--- Dataset extract Enclosed Below ---
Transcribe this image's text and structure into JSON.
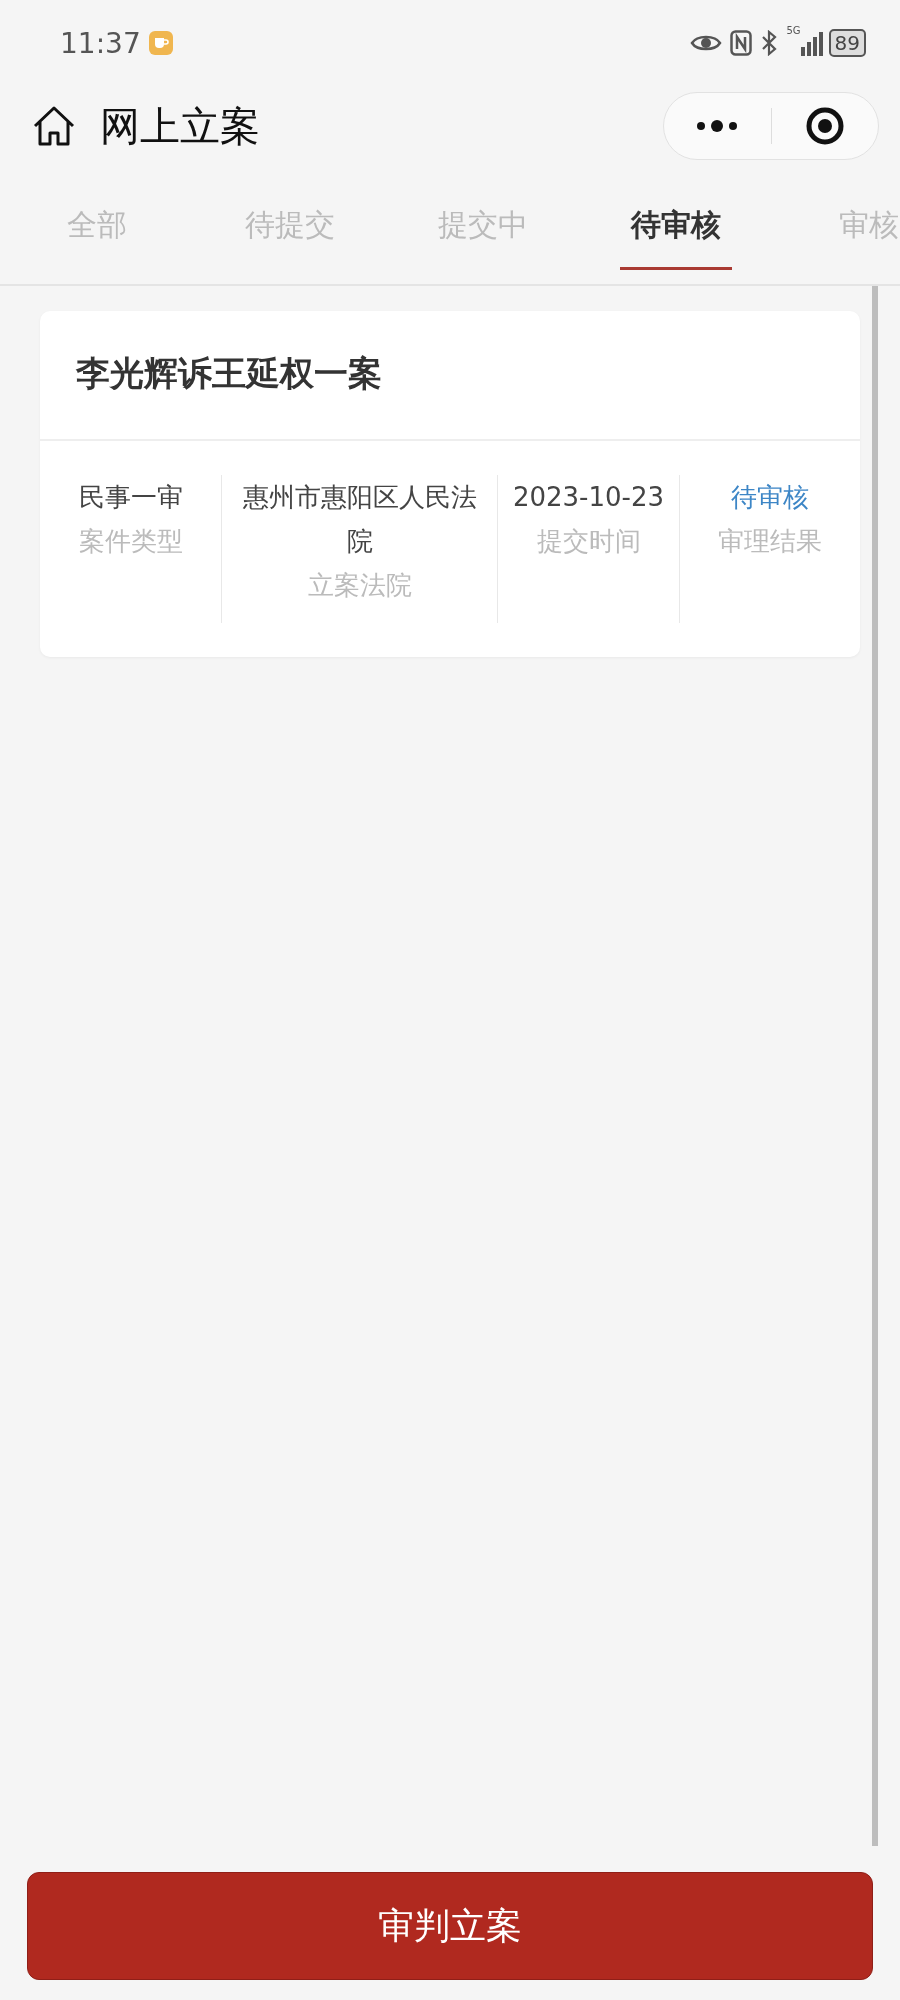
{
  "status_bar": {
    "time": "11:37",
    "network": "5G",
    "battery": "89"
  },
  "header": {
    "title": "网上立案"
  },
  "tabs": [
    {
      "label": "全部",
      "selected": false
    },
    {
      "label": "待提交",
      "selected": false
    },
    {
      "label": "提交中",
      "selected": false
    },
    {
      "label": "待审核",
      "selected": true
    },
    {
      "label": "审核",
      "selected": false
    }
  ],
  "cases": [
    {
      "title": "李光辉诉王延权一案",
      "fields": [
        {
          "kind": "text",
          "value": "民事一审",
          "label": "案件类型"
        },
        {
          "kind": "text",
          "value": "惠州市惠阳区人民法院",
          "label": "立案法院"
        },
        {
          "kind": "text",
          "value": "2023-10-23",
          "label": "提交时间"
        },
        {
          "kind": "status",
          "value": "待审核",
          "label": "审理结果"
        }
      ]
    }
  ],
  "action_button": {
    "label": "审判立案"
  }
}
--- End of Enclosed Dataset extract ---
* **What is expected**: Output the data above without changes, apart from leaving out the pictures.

* **Result of the exercise**:
Transcribe this image's text and structure into JSON.
{
  "status_bar": {
    "time": "11:37",
    "network": "5G",
    "battery": "89"
  },
  "header": {
    "title": "网上立案"
  },
  "tabs": [
    {
      "label": "全部",
      "selected": false
    },
    {
      "label": "待提交",
      "selected": false
    },
    {
      "label": "提交中",
      "selected": false
    },
    {
      "label": "待审核",
      "selected": true
    },
    {
      "label": "审核",
      "selected": false
    }
  ],
  "cases": [
    {
      "title": "李光辉诉王延权一案",
      "fields": [
        {
          "kind": "text",
          "value": "民事一审",
          "label": "案件类型"
        },
        {
          "kind": "text",
          "value": "惠州市惠阳区人民法院",
          "label": "立案法院"
        },
        {
          "kind": "text",
          "value": "2023-10-23",
          "label": "提交时间"
        },
        {
          "kind": "status",
          "value": "待审核",
          "label": "审理结果"
        }
      ]
    }
  ],
  "action_button": {
    "label": "审判立案"
  }
}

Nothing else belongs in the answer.